He couldn’t avoid his investiture however, and on the steps of Parliament House, Melbourne, on 9th June 1916, he received his VC from the governor general, Sir Ronald Crawford Munro Ferguson, he acknowledged the congratulations of the crowds, who included Dame Nellie Melba, and then made a dash to escape the attention.

Dunstan had been discharged from the AIF on 1st February 1916. Immediately, he rejoined the Citizen Forces as a Lieutenant and area officer based at Ballarat. He served as acting brigade major of the 18th Infantry Brigade and, in 1921, he transferred to the 6th Battalion. Placed on the unattached list in 1923, he joined the reserve of officers in 1928 and retired with the rank of lieutenant. On 9th November 1918, Dunstan married his pre-war sweetheart, Marjorie Carnell, in Ballarat East. They spent their honeymoon in St Kilda, witnessing the Armistice celebrations.

Following the war, Dunstan forged a new career in commerce. After a period working in the repatriation department, he joined Keith Murdoch’s Herald & Weekly Times Ltd as an accountant in 1923. Within thirteen years he had become administration general manager for the entire Herald Group, a post he held for nineteen years until his war wounds forced him to resign and accept a directorship. He had shrapnel permanently in his brain and suffered from terrible headaches. For whatever reasons, he rarely discussed the war, and his VC and other medals, largely remained in a cupboard under the stairs.

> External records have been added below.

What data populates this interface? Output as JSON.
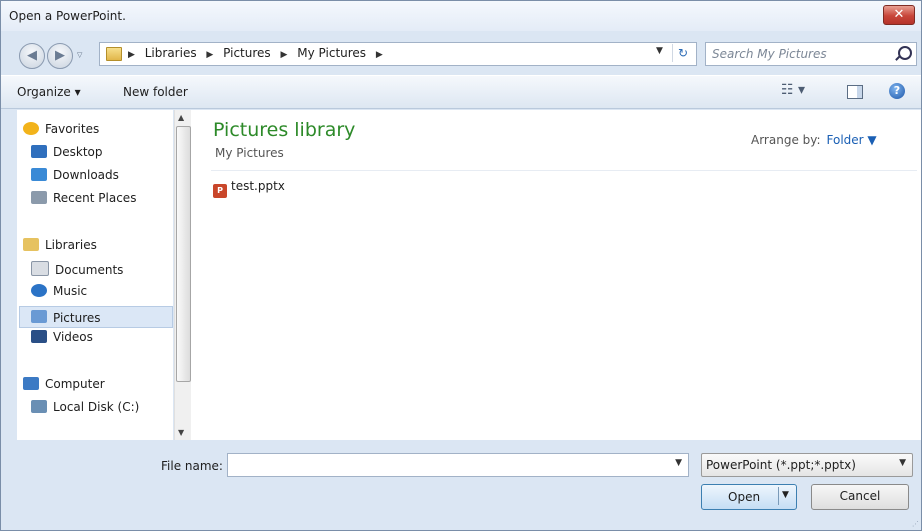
{
  "window": {
    "title": "Open a PowerPoint.",
    "close_glyph": "✕"
  },
  "nav": {
    "back_glyph": "◀",
    "forward_glyph": "▶",
    "recent_glyph": "▽",
    "breadcrumb": [
      "Libraries",
      "Pictures",
      "My Pictures"
    ],
    "breadcrumb_sep": "▶",
    "dropdown_glyph": "▼",
    "refresh_glyph": "↻",
    "search_placeholder": "Search My Pictures"
  },
  "toolbar": {
    "organize": "Organize ▾",
    "new_folder": "New folder",
    "views_glyph": "☷ ▾",
    "help_glyph": "?"
  },
  "sidebar": {
    "groups": [
      {
        "label": "Favorites",
        "icon": "star-icon",
        "color": "#f2b31b",
        "items": [
          {
            "label": "Desktop",
            "icon": "desktop-icon",
            "color": "#2f6fbd"
          },
          {
            "label": "Downloads",
            "icon": "downloads-icon",
            "color": "#3a8ad6"
          },
          {
            "label": "Recent Places",
            "icon": "recent-places-icon",
            "color": "#8b9aab"
          }
        ]
      },
      {
        "label": "Libraries",
        "icon": "libraries-icon",
        "color": "#e6c260",
        "items": [
          {
            "label": "Documents",
            "icon": "documents-icon",
            "color": "#d9dde3"
          },
          {
            "label": "Music",
            "icon": "music-icon",
            "color": "#2b73c6"
          },
          {
            "label": "Pictures",
            "icon": "pictures-icon",
            "color": "#6a9ad4",
            "selected": true
          },
          {
            "label": "Videos",
            "icon": "videos-icon",
            "color": "#2a4f86"
          }
        ]
      },
      {
        "label": "Computer",
        "icon": "computer-icon",
        "color": "#3c7ac4",
        "items": [
          {
            "label": "Local Disk (C:)",
            "icon": "local-disk-icon",
            "color": "#6a8fb4"
          }
        ]
      }
    ]
  },
  "content": {
    "title": "Pictures library",
    "subtitle": "My Pictures",
    "arrange_label": "Arrange by:",
    "arrange_value": "Folder ▼",
    "files": [
      {
        "name": "test.pptx",
        "icon": "pptx-file-icon",
        "badge": "P"
      }
    ]
  },
  "bottom": {
    "filename_label": "File name:",
    "filename_value": "",
    "filetype": "PowerPoint (*.ppt;*.pptx)",
    "open": "Open",
    "cancel": "Cancel"
  },
  "colors": {
    "library_title": "#2d8a29",
    "accent": "#1a5fb4",
    "close": "#c8453a"
  }
}
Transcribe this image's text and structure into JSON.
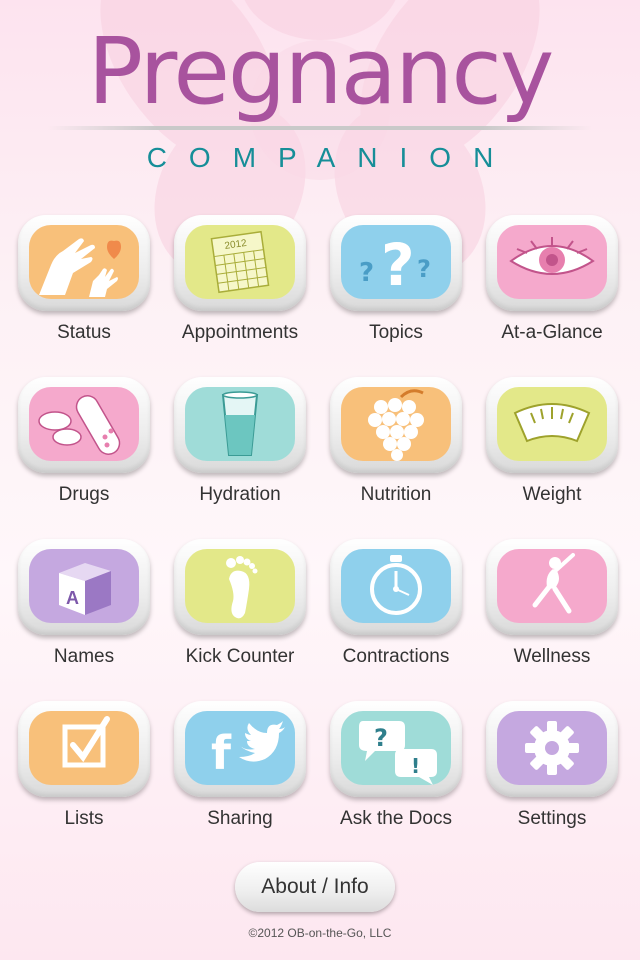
{
  "header": {
    "title": "Pregnancy",
    "subtitle": "COMPANION"
  },
  "tiles": [
    {
      "label": "Status",
      "icon": "hands-heart-icon",
      "color": "#f8c07a"
    },
    {
      "label": "Appointments",
      "icon": "calendar-icon",
      "color": "#e3e889",
      "year": "2012"
    },
    {
      "label": "Topics",
      "icon": "question-marks-icon",
      "color": "#8fd0ec"
    },
    {
      "label": "At-a-Glance",
      "icon": "eye-icon",
      "color": "#f5a9cc"
    },
    {
      "label": "Drugs",
      "icon": "pills-icon",
      "color": "#f5a9cc"
    },
    {
      "label": "Hydration",
      "icon": "water-glass-icon",
      "color": "#9fdcd8"
    },
    {
      "label": "Nutrition",
      "icon": "grapes-icon",
      "color": "#f8c07a"
    },
    {
      "label": "Weight",
      "icon": "scale-icon",
      "color": "#e3e889"
    },
    {
      "label": "Names",
      "icon": "alphabet-block-icon",
      "color": "#c5a8e0",
      "block_letter": "A"
    },
    {
      "label": "Kick Counter",
      "icon": "footprint-icon",
      "color": "#e3e889"
    },
    {
      "label": "Contractions",
      "icon": "stopwatch-icon",
      "color": "#8fd0ec"
    },
    {
      "label": "Wellness",
      "icon": "pregnant-woman-icon",
      "color": "#f5a9cc"
    },
    {
      "label": "Lists",
      "icon": "checkbox-icon",
      "color": "#f8c07a"
    },
    {
      "label": "Sharing",
      "icon": "facebook-twitter-icon",
      "color": "#8fd0ec"
    },
    {
      "label": "Ask the Docs",
      "icon": "speech-bubbles-icon",
      "color": "#9fdcd8"
    },
    {
      "label": "Settings",
      "icon": "gear-icon",
      "color": "#c5a8e0"
    }
  ],
  "about_button": "About / Info",
  "copyright": "©2012 OB-on-the-Go, LLC"
}
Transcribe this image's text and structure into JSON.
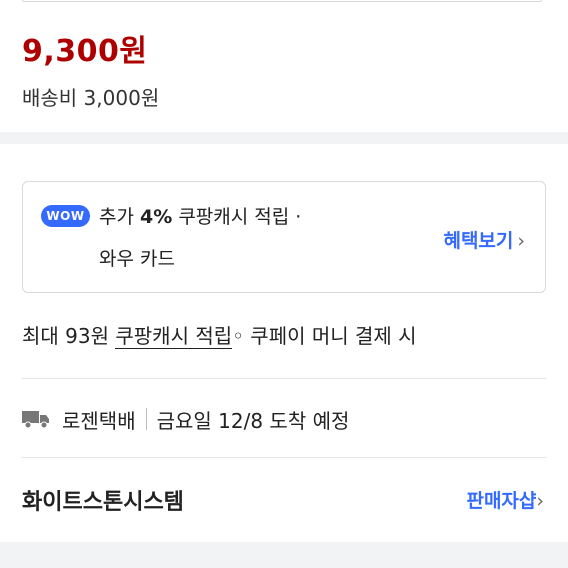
{
  "product": {
    "price": "9,300원",
    "shipping_fee": "배송비 3,000원"
  },
  "wow_benefit": {
    "badge": "WOW",
    "line1_prefix": "추가",
    "line1_percent": "4%",
    "line1_suffix": "쿠팡캐시 적립 ·",
    "line2": "와우 카드",
    "link_label": "혜택보기",
    "chevron": "›"
  },
  "cash_reward": {
    "prefix": "최대 93원",
    "highlight": "쿠팡캐시 적립",
    "suffix": "◦ 쿠페이 머니 결제 시"
  },
  "delivery": {
    "icon": "truck-icon",
    "method": "로젠택배",
    "eta": "금요일 12/8 도착 예정"
  },
  "seller": {
    "name": "화이트스톤시스템",
    "link_label": "판매자샵",
    "chevron": "›"
  },
  "colors": {
    "price_red": "#ae0000",
    "accent_blue": "#346aff",
    "section_gap": "#f2f3f5"
  }
}
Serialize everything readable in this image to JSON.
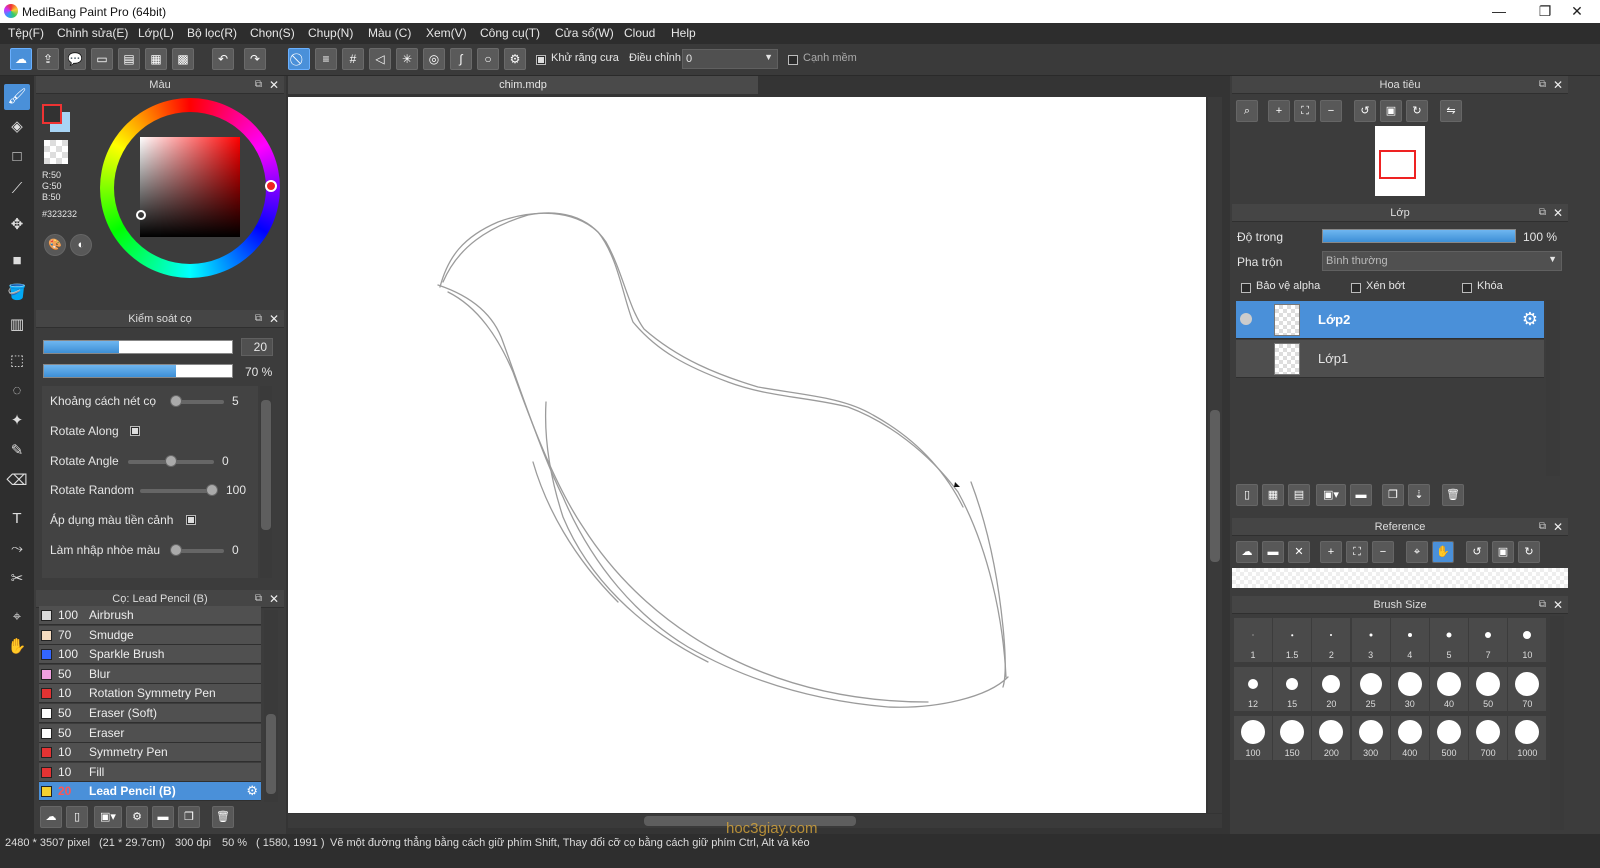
{
  "titlebar": {
    "title": "MediBang Paint Pro (64bit)",
    "minimize": "—",
    "maximize": "❐",
    "close": "✕"
  },
  "menu": [
    "Tệp(F)",
    "Chỉnh sửa(E)",
    "Lớp(L)",
    "Bộ lọc(R)",
    "Chọn(S)",
    "Chụp(N)",
    "Màu (C)",
    "Xem(V)",
    "Công cụ(T)",
    "Cửa sổ(W)",
    "Cloud",
    "Help"
  ],
  "toolbar": {
    "antialias_label": "Khử răng cưa",
    "adjust_label": "Điều chỉnh",
    "adjust_value": "0",
    "soft_edge_label": "Cạnh mềm"
  },
  "canvas": {
    "tab_title": "chim.mdp"
  },
  "color_panel": {
    "title": "Màu",
    "rgb": {
      "r": "R:50",
      "g": "G:50",
      "b": "B:50"
    },
    "hex": "#323232",
    "fg_color": "#323232",
    "bg_color": "#a8d4f5"
  },
  "brush_control": {
    "title": "Kiểm soát cọ",
    "size_value": "20",
    "size_fraction": 0.4,
    "opacity_value": "70 %",
    "opacity_fraction": 0.7,
    "rows": [
      {
        "label": "Khoảng cách nét cọ",
        "value": "5",
        "type": "slider",
        "level": 0.0
      },
      {
        "label": "Rotate Along",
        "type": "check",
        "checked": true
      },
      {
        "label": "Rotate Angle",
        "value": "0",
        "type": "slider",
        "level": 0.5
      },
      {
        "label": "Rotate Random",
        "value": "100",
        "type": "slider",
        "level": 1.0
      },
      {
        "label": "Áp dụng màu tiền cảnh",
        "type": "check",
        "checked": true
      },
      {
        "label": "Làm nhập nhòe màu",
        "value": "0",
        "type": "slider",
        "level": 0.0
      }
    ]
  },
  "brush_list": {
    "title": "Cọ: Lead Pencil (B)",
    "items": [
      {
        "size": "100",
        "name": "Airbrush",
        "color": "#d9d9d9"
      },
      {
        "size": "70",
        "name": "Smudge",
        "color": "#f5dcc0"
      },
      {
        "size": "100",
        "name": "Sparkle Brush",
        "color": "#3366ff"
      },
      {
        "size": "50",
        "name": "Blur",
        "color": "#f0a0e0"
      },
      {
        "size": "10",
        "name": "Rotation Symmetry Pen",
        "color": "#e33333"
      },
      {
        "size": "50",
        "name": "Eraser (Soft)",
        "color": "#ffffff"
      },
      {
        "size": "50",
        "name": "Eraser",
        "color": "#ffffff"
      },
      {
        "size": "10",
        "name": "Symmetry Pen",
        "color": "#e33333"
      },
      {
        "size": "10",
        "name": "Fill",
        "color": "#e33333"
      },
      {
        "size": "20",
        "name": "Lead Pencil (B)",
        "color": "#f5d130",
        "selected": true
      }
    ]
  },
  "navigator": {
    "title": "Hoa tiêu"
  },
  "layer_panel": {
    "title": "Lớp",
    "opacity_label": "Độ trong",
    "opacity_value": "100 %",
    "opacity_fraction": 1.0,
    "blend_label": "Pha trộn",
    "blend_value": "Bình thường",
    "protect_alpha": "Bảo vệ alpha",
    "clipping": "Xén bớt",
    "lock": "Khóa",
    "layers": [
      {
        "name": "Lớp2",
        "selected": true
      },
      {
        "name": "Lớp1",
        "selected": false
      }
    ]
  },
  "reference_panel": {
    "title": "Reference"
  },
  "brush_size_panel": {
    "title": "Brush Size",
    "sizes": [
      "1",
      "1.5",
      "2",
      "3",
      "4",
      "5",
      "7",
      "10",
      "12",
      "15",
      "20",
      "25",
      "30",
      "40",
      "50",
      "70",
      "100",
      "150",
      "200",
      "300",
      "400",
      "500",
      "700",
      "1000"
    ]
  },
  "status": {
    "dims": "2480 * 3507 pixel",
    "cm": "(21 * 29.7cm)",
    "dpi": "300 dpi",
    "zoom": "50 %",
    "coords": "( 1580, 1991 )",
    "hint": "Vẽ một đường thẳng bằng cách giữ phím Shift, Thay đổi cỡ cọ bằng cách giữ phím Ctrl, Alt và kéo",
    "watermark": "hoc3giay.com"
  }
}
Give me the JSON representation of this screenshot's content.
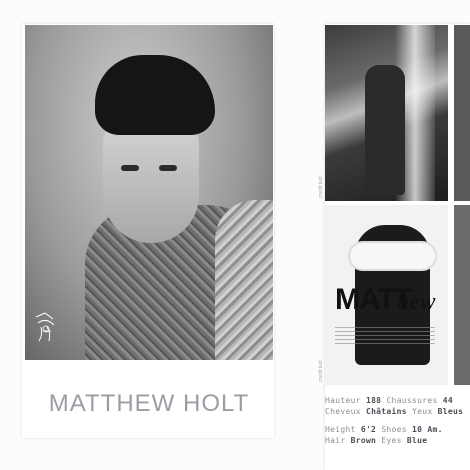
{
  "left_card": {
    "name": "MATTHEW HOLT",
    "photo_alt": "portrait-photo"
  },
  "right_card": {
    "editorial_title_bold": "MATT",
    "editorial_title_script": "hew",
    "credits_a": "credit text",
    "credits_b": "credit text"
  },
  "stats_fr": {
    "hauteur_label": "Hauteur",
    "hauteur_value": "188",
    "chaussures_label": "Chaussures",
    "chaussures_value": "44",
    "cheveux_label": "Cheveux",
    "cheveux_value": "Châtains",
    "yeux_label": "Yeux",
    "yeux_value": "Bleus"
  },
  "stats_en": {
    "height_label": "Height",
    "height_value": "6'2",
    "shoes_label": "Shoes",
    "shoes_value": "10 Am.",
    "hair_label": "Hair",
    "hair_value": "Brown",
    "eyes_label": "Eyes",
    "eyes_value": "Blue"
  },
  "colors": {
    "name_text": "#9a9ea4",
    "stats_label": "#8a8f96",
    "stats_value": "#4a4e55"
  }
}
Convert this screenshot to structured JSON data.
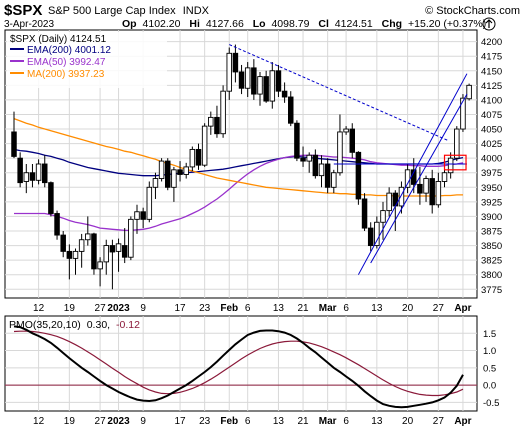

His favourite hobby was horse racing, and with fellow VC recipient, Rupert Moon, was co-owner of a racehorse called Maid of Money. It was while returning from the Catfield Races, on 2nd March 1957, that the last-surviving member of Tubb’s gallant band collapsed and died of a heart attack. More than 800 people attended a memorial service in Christ Church, South Yarra. They included 7 Victoria Cross recipients and following cremation, his ashes were interred at Springvale Crematorium, Melbourne. His medals including his VC, 1914-15 Star, British War Medal 1914-20, Victory Medal 1914-19 with Mentioned in Despatches oak leaf, George VI Coronation Medal 1937 and Elizabeth II Coronation Medal 1953 are now held at the Australian War Memorial, Canberra.





Richard Yielding – Image of Dunstan’s VC plaque at Springvale Crematorium, Melbourne.

Steve Lee www.memorialstovalour.co.uk – Image of the Dunstan Medal Group at the Australian War Memorial, Canberra.